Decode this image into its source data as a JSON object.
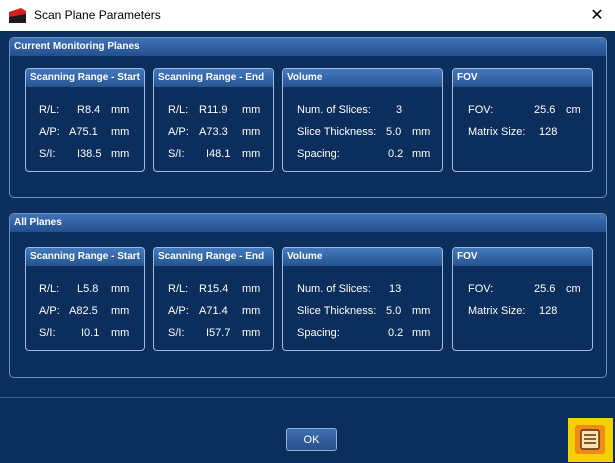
{
  "window": {
    "title": "Scan Plane Parameters",
    "close_glyph": "✕"
  },
  "groups": [
    {
      "title": "Current Monitoring Planes",
      "start": {
        "title": "Scanning Range - Start",
        "rl_label": "R/L:",
        "rl_value": "R8.4",
        "rl_unit": "mm",
        "ap_label": "A/P:",
        "ap_value": "A75.1",
        "ap_unit": "mm",
        "si_label": "S/I:",
        "si_value": "I38.5",
        "si_unit": "mm"
      },
      "end": {
        "title": "Scanning Range - End",
        "rl_label": "R/L:",
        "rl_value": "R11.9",
        "rl_unit": "mm",
        "ap_label": "A/P:",
        "ap_value": "A73.3",
        "ap_unit": "mm",
        "si_label": "S/I:",
        "si_value": "I48.1",
        "si_unit": "mm"
      },
      "volume": {
        "title": "Volume",
        "slices_label": "Num. of Slices:",
        "slices_value": "3",
        "thickness_label": "Slice Thickness:",
        "thickness_value": "5.0",
        "thickness_unit": "mm",
        "spacing_label": "Spacing:",
        "spacing_value": "0.2",
        "spacing_unit": "mm"
      },
      "fov": {
        "title": "FOV",
        "fov_label": "FOV:",
        "fov_value": "25.6",
        "fov_unit": "cm",
        "matrix_label": "Matrix Size:",
        "matrix_value": "128"
      }
    },
    {
      "title": "All Planes",
      "start": {
        "title": "Scanning Range - Start",
        "rl_label": "R/L:",
        "rl_value": "L5.8",
        "rl_unit": "mm",
        "ap_label": "A/P:",
        "ap_value": "A82.5",
        "ap_unit": "mm",
        "si_label": "S/I:",
        "si_value": "I0.1",
        "si_unit": "mm"
      },
      "end": {
        "title": "Scanning Range - End",
        "rl_label": "R/L:",
        "rl_value": "R15.4",
        "rl_unit": "mm",
        "ap_label": "A/P:",
        "ap_value": "A71.4",
        "ap_unit": "mm",
        "si_label": "S/I:",
        "si_value": "I57.7",
        "si_unit": "mm"
      },
      "volume": {
        "title": "Volume",
        "slices_label": "Num. of Slices:",
        "slices_value": "13",
        "thickness_label": "Slice Thickness:",
        "thickness_value": "5.0",
        "thickness_unit": "mm",
        "spacing_label": "Spacing:",
        "spacing_value": "0.2",
        "spacing_unit": "mm"
      },
      "fov": {
        "title": "FOV",
        "fov_label": "FOV:",
        "fov_value": "25.6",
        "fov_unit": "cm",
        "matrix_label": "Matrix Size:",
        "matrix_value": "128"
      }
    }
  ],
  "footer": {
    "ok_label": "OK",
    "corner_button_icon": "document-list-icon"
  },
  "colors": {
    "background": "#0b2e5c",
    "header": "#3a6db0",
    "border": "#9fbbe0",
    "highlight": "#f4d000",
    "corner_button": "#f08a18"
  }
}
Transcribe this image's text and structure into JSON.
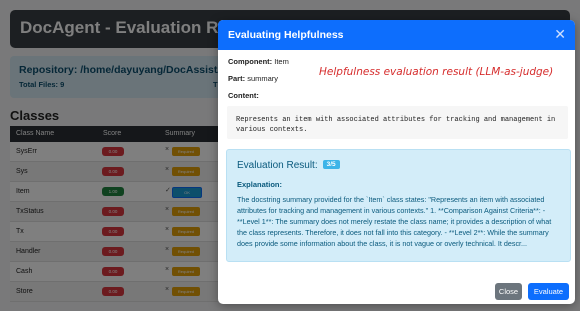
{
  "app": {
    "title": "DocAgent - Evaluation Results",
    "repository_label": "Repository: /home/dayuyang/DocAssist/data/te",
    "total_files_label": "Total Files: 9",
    "total_right_fragment": "T",
    "classes_heading": "Classes"
  },
  "table": {
    "headers": [
      "Class Name",
      "Score",
      "Summary"
    ],
    "rows": [
      {
        "name": "SysErr",
        "score": "0.00",
        "mark": "×",
        "status": "Required"
      },
      {
        "name": "Sys",
        "score": "0.00",
        "mark": "×",
        "status": "Required"
      },
      {
        "name": "Item",
        "score": "1.00",
        "mark": "✓",
        "status": "OK"
      },
      {
        "name": "TxStatus",
        "score": "0.00",
        "mark": "×",
        "status": "Required"
      },
      {
        "name": "Tx",
        "score": "0.00",
        "mark": "×",
        "status": "Required"
      },
      {
        "name": "Handler",
        "score": "0.00",
        "mark": "×",
        "status": "Required"
      },
      {
        "name": "Cash",
        "score": "0.00",
        "mark": "×",
        "status": "Required"
      },
      {
        "name": "Store",
        "score": "0.00",
        "mark": "×",
        "status": "Required"
      }
    ]
  },
  "modal": {
    "title": "Evaluating Helpfulness",
    "close_icon": "close-icon",
    "component_label": "Component:",
    "component_value": "Item",
    "part_label": "Part:",
    "part_value": "summary",
    "content_label": "Content:",
    "annotation": "Helpfulness evaluation result (LLM-as-judge)",
    "content_text": "Represents an item with associated attributes for tracking and management in various contexts.",
    "result_label": "Evaluation Result:",
    "result_score": "3/5",
    "explanation_label": "Explanation:",
    "explanation_text": "The docstring summary provided for the `Item` class states: \"Represents an item with associated attributes for tracking and management in various contexts.\" 1. **Comparison Against Criteria**: - **Level 1**: The summary does not merely restate the class name; it provides a description of what the class represents. Therefore, it does not fall into this category. - **Level 2**: While the summary does provide some information about the class, it is not vague or overly technical. It descr...",
    "close_button": "Close",
    "evaluate_button": "Evaluate"
  },
  "colors": {
    "primary": "#0d6efd",
    "fail_badge": "#d9363e",
    "pass_badge": "#208540",
    "required_badge": "#e3a008",
    "info_bg": "#d3edf9",
    "annotation": "#d62d2d"
  }
}
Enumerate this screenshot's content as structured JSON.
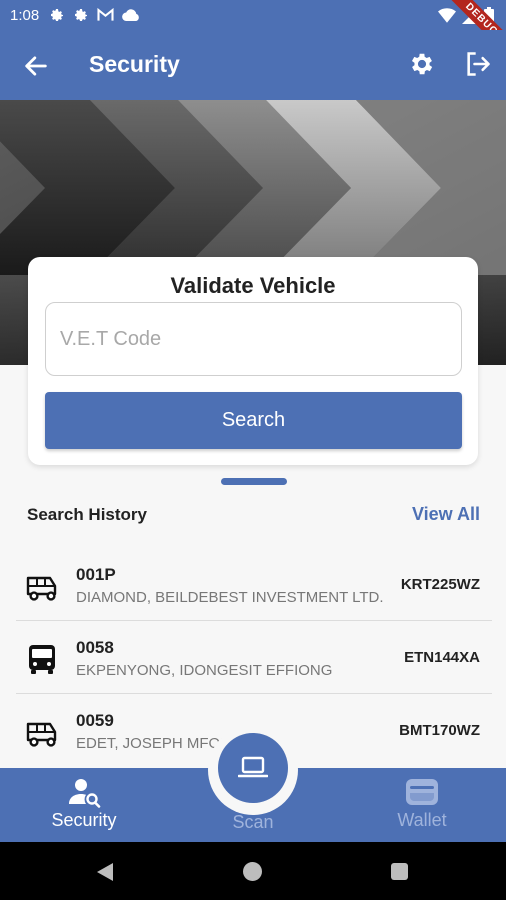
{
  "status_bar": {
    "time": "1:08",
    "debug_label": "DEBUG"
  },
  "app_bar": {
    "title": "Security"
  },
  "validate_card": {
    "title": "Validate Vehicle",
    "input_placeholder": "V.E.T Code",
    "input_value": "",
    "search_label": "Search"
  },
  "history": {
    "title": "Search History",
    "view_all_label": "View All",
    "rows": [
      {
        "icon": "tricycle-icon",
        "code": "001P",
        "owner": "DIAMOND, BEILDEBEST INVESTMENT LTD.",
        "plate": "KRT225WZ"
      },
      {
        "icon": "bus-icon",
        "code": "0058",
        "owner": "EKPENYONG, IDONGESIT EFFIONG",
        "plate": "ETN144XA"
      },
      {
        "icon": "tricycle-icon",
        "code": "0059",
        "owner": "EDET, JOSEPH MFON",
        "plate": "BMT170WZ"
      }
    ]
  },
  "bottom_nav": {
    "items": [
      {
        "label": "Security",
        "icon": "person-search-icon",
        "active": true
      },
      {
        "label": "Scan",
        "icon": "laptop-icon",
        "active": false
      },
      {
        "label": "Wallet",
        "icon": "wallet-icon",
        "active": false
      }
    ]
  },
  "colors": {
    "primary": "#4d70b4",
    "inactive_nav": "#9fb3dc"
  }
}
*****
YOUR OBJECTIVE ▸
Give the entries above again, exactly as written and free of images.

FINISHED EXERCISE ▸
Decode this image into its source data as a JSON object.
{
  "window": {
    "title": "Scan Plane Parameters",
    "close_glyph": "✕"
  },
  "groups": [
    {
      "title": "Current Monitoring Planes",
      "start": {
        "title": "Scanning Range - Start",
        "rl_label": "R/L:",
        "rl_value": "R8.4",
        "rl_unit": "mm",
        "ap_label": "A/P:",
        "ap_value": "A75.1",
        "ap_unit": "mm",
        "si_label": "S/I:",
        "si_value": "I38.5",
        "si_unit": "mm"
      },
      "end": {
        "title": "Scanning Range - End",
        "rl_label": "R/L:",
        "rl_value": "R11.9",
        "rl_unit": "mm",
        "ap_label": "A/P:",
        "ap_value": "A73.3",
        "ap_unit": "mm",
        "si_label": "S/I:",
        "si_value": "I48.1",
        "si_unit": "mm"
      },
      "volume": {
        "title": "Volume",
        "slices_label": "Num. of Slices:",
        "slices_value": "3",
        "thickness_label": "Slice Thickness:",
        "thickness_value": "5.0",
        "thickness_unit": "mm",
        "spacing_label": "Spacing:",
        "spacing_value": "0.2",
        "spacing_unit": "mm"
      },
      "fov": {
        "title": "FOV",
        "fov_label": "FOV:",
        "fov_value": "25.6",
        "fov_unit": "cm",
        "matrix_label": "Matrix Size:",
        "matrix_value": "128"
      }
    },
    {
      "title": "All Planes",
      "start": {
        "title": "Scanning Range - Start",
        "rl_label": "R/L:",
        "rl_value": "L5.8",
        "rl_unit": "mm",
        "ap_label": "A/P:",
        "ap_value": "A82.5",
        "ap_unit": "mm",
        "si_label": "S/I:",
        "si_value": "I0.1",
        "si_unit": "mm"
      },
      "end": {
        "title": "Scanning Range - End",
        "rl_label": "R/L:",
        "rl_value": "R15.4",
        "rl_unit": "mm",
        "ap_label": "A/P:",
        "ap_value": "A71.4",
        "ap_unit": "mm",
        "si_label": "S/I:",
        "si_value": "I57.7",
        "si_unit": "mm"
      },
      "volume": {
        "title": "Volume",
        "slices_label": "Num. of Slices:",
        "slices_value": "13",
        "thickness_label": "Slice Thickness:",
        "thickness_value": "5.0",
        "thickness_unit": "mm",
        "spacing_label": "Spacing:",
        "spacing_value": "0.2",
        "spacing_unit": "mm"
      },
      "fov": {
        "title": "FOV",
        "fov_label": "FOV:",
        "fov_value": "25.6",
        "fov_unit": "cm",
        "matrix_label": "Matrix Size:",
        "matrix_value": "128"
      }
    }
  ],
  "footer": {
    "ok_label": "OK",
    "corner_button_icon": "document-list-icon"
  },
  "colors": {
    "background": "#0b2e5c",
    "header": "#3a6db0",
    "border": "#9fbbe0",
    "highlight": "#f4d000",
    "corner_button": "#f08a18"
  }
}
Transcribe this image's text and structure into JSON.
{
  "app": {
    "title": "DocAgent - Evaluation Results",
    "repository_label": "Repository: /home/dayuyang/DocAssist/data/te",
    "total_files_label": "Total Files: 9",
    "total_right_fragment": "T",
    "classes_heading": "Classes"
  },
  "table": {
    "headers": [
      "Class Name",
      "Score",
      "Summary"
    ],
    "rows": [
      {
        "name": "SysErr",
        "score": "0.00",
        "mark": "×",
        "status": "Required"
      },
      {
        "name": "Sys",
        "score": "0.00",
        "mark": "×",
        "status": "Required"
      },
      {
        "name": "Item",
        "score": "1.00",
        "mark": "✓",
        "status": "OK"
      },
      {
        "name": "TxStatus",
        "score": "0.00",
        "mark": "×",
        "status": "Required"
      },
      {
        "name": "Tx",
        "score": "0.00",
        "mark": "×",
        "status": "Required"
      },
      {
        "name": "Handler",
        "score": "0.00",
        "mark": "×",
        "status": "Required"
      },
      {
        "name": "Cash",
        "score": "0.00",
        "mark": "×",
        "status": "Required"
      },
      {
        "name": "Store",
        "score": "0.00",
        "mark": "×",
        "status": "Required"
      }
    ]
  },
  "modal": {
    "title": "Evaluating Helpfulness",
    "close_icon": "close-icon",
    "component_label": "Component:",
    "component_value": "Item",
    "part_label": "Part:",
    "part_value": "summary",
    "content_label": "Content:",
    "annotation": "Helpfulness evaluation result (LLM-as-judge)",
    "content_text": "Represents an item with associated attributes for tracking and management in various contexts.",
    "result_label": "Evaluation Result:",
    "result_score": "3/5",
    "explanation_label": "Explanation:",
    "explanation_text": "The docstring summary provided for the `Item` class states: \"Represents an item with associated attributes for tracking and management in various contexts.\" 1. **Comparison Against Criteria**: - **Level 1**: The summary does not merely restate the class name; it provides a description of what the class represents. Therefore, it does not fall into this category. - **Level 2**: While the summary does provide some information about the class, it is not vague or overly technical. It descr...",
    "close_button": "Close",
    "evaluate_button": "Evaluate"
  },
  "colors": {
    "primary": "#0d6efd",
    "fail_badge": "#d9363e",
    "pass_badge": "#208540",
    "required_badge": "#e3a008",
    "info_bg": "#d3edf9",
    "annotation": "#d62d2d"
  }
}
Enumerate this screenshot's content as structured JSON.
{
  "status_bar": {
    "time": "1:08",
    "debug_label": "DEBUG"
  },
  "app_bar": {
    "title": "Security"
  },
  "validate_card": {
    "title": "Validate Vehicle",
    "input_placeholder": "V.E.T Code",
    "input_value": "",
    "search_label": "Search"
  },
  "history": {
    "title": "Search History",
    "view_all_label": "View All",
    "rows": [
      {
        "icon": "tricycle-icon",
        "code": "001P",
        "owner": "DIAMOND, BEILDEBEST INVESTMENT LTD.",
        "plate": "KRT225WZ"
      },
      {
        "icon": "bus-icon",
        "code": "0058",
        "owner": "EKPENYONG, IDONGESIT EFFIONG",
        "plate": "ETN144XA"
      },
      {
        "icon": "tricycle-icon",
        "code": "0059",
        "owner": "EDET, JOSEPH MFON",
        "plate": "BMT170WZ"
      }
    ]
  },
  "bottom_nav": {
    "items": [
      {
        "label": "Security",
        "icon": "person-search-icon",
        "active": true
      },
      {
        "label": "Scan",
        "icon": "laptop-icon",
        "active": false
      },
      {
        "label": "Wallet",
        "icon": "wallet-icon",
        "active": false
      }
    ]
  },
  "colors": {
    "primary": "#4d70b4",
    "inactive_nav": "#9fb3dc"
  }
}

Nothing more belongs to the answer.